Treats and fun things to do. I make a list and pick from it. Does it feel fake, to rely on a list instead of some sense of joyful spontaneity? Sometimes. Is it worth it? Yes. Because sometimes it’s hard to remember, in a glum moment, what might cheer me up. What’s fun, when nothing sounds like fun. So the list is helpful.

What’s on the list? Fun things to make in the kitchen (like the turkey breast roast we had in December or the banana bread loaves that might appear this afternoon). Ways to bring the outdoors indoors intentionally (not like tracking snow in) and beautifully (also not like tracking snow in, and harder in the winter than other seasons). Specifically, growing a bulb or buying flowers or a potted hyacinth. Also: specific movies (seasonal or nostalgic) to watch. Using special mugs for my morning coffee. Small things, but mighty.

Until they're growing outdoors, I can grow some indoors.
Or, you know, try.

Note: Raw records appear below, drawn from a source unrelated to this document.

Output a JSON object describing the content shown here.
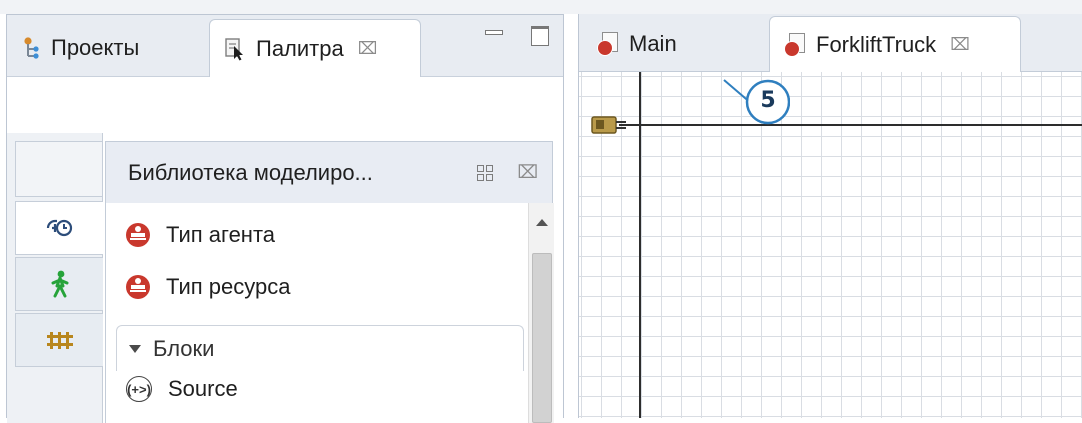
{
  "left_view": {
    "tabs": [
      {
        "label": "Проекты",
        "icon": "projects-tree-icon"
      },
      {
        "label": "Палитра",
        "icon": "palette-icon",
        "active": true
      }
    ],
    "close_glyph": "⌧",
    "window_buttons": [
      "minimize-icon",
      "maximize-icon"
    ]
  },
  "palette": {
    "categories": [
      {
        "icon": "process-modeling-icon",
        "active": true
      },
      {
        "icon": "pedestrian-icon"
      },
      {
        "icon": "rail-library-icon"
      }
    ],
    "library": {
      "title": "Библиотека моделиро...",
      "close_glyph": "⌧",
      "items": [
        {
          "label": "Тип агента",
          "icon": "agent-type-icon"
        },
        {
          "label": "Тип ресурса",
          "icon": "resource-type-icon"
        }
      ],
      "section": {
        "label": "Блоки",
        "expanded": true
      },
      "blocks": [
        {
          "label": "Source",
          "icon": "source-block-icon",
          "icon_glyph": "(+>)"
        }
      ]
    }
  },
  "editor": {
    "tabs": [
      {
        "label": "Main",
        "icon": "agent-document-icon"
      },
      {
        "label": "ForkliftTruck",
        "icon": "agent-document-icon",
        "active": true
      }
    ],
    "close_glyph": "⌧"
  },
  "callout": {
    "number": "5"
  },
  "colors": {
    "accent_red": "#c9382d",
    "callout": "#2f7fbf",
    "grid": "#d9dde3"
  }
}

Music. For the past several years I’ve fallen out of the habit of listening to music during the day. I tend toward podcasts when I’m walking, and my work is such that music with words sometimes isn't a good choice. But at the Christmas holidays, I always remember music. And this year I’ve carried that through January (I yearned for classical music and Eva Cassidy) and into February (music I used to work to—soundtracks, mostly).

Scroll-Breakers. As in, a list of more-valuable (not necessarily fun) activities than scrolling. Again, why the list helps: often I’m scrolling because nothing else sounds like fun, or even worth doing. And sometimes--sometimes--remembering that I’ve wanted to wipe the years of grime off the staircase railing can get me to put the phone down and pick up a rag. Which I might not remember without the list. 

Rest. Sleep. Exercise. Rest. Generally, take it easier (and miraculously, I’m doing as much as I was, WHICH IS NOT THE POINT). Be kind, starting with myself.

Selectivity. Specifically, greater selectivity in attention to the news. My local health unit changed their COVID reporting and that made it easier. Resting has also helped me worry less about parts of the world I can’t control (the many sides, sad and otherwise, of aging monarchs; bad behaviour in Eurasia). Also: I'm doing a better job of choosing books, from a copious supply (and library), that suit my mood. Some books lighten it, some tickle it, some support it, some challenge it. Choosing is helpful.

What are you taking into February? I'll raise my delightful coffee mug in a toast to our collective happiness.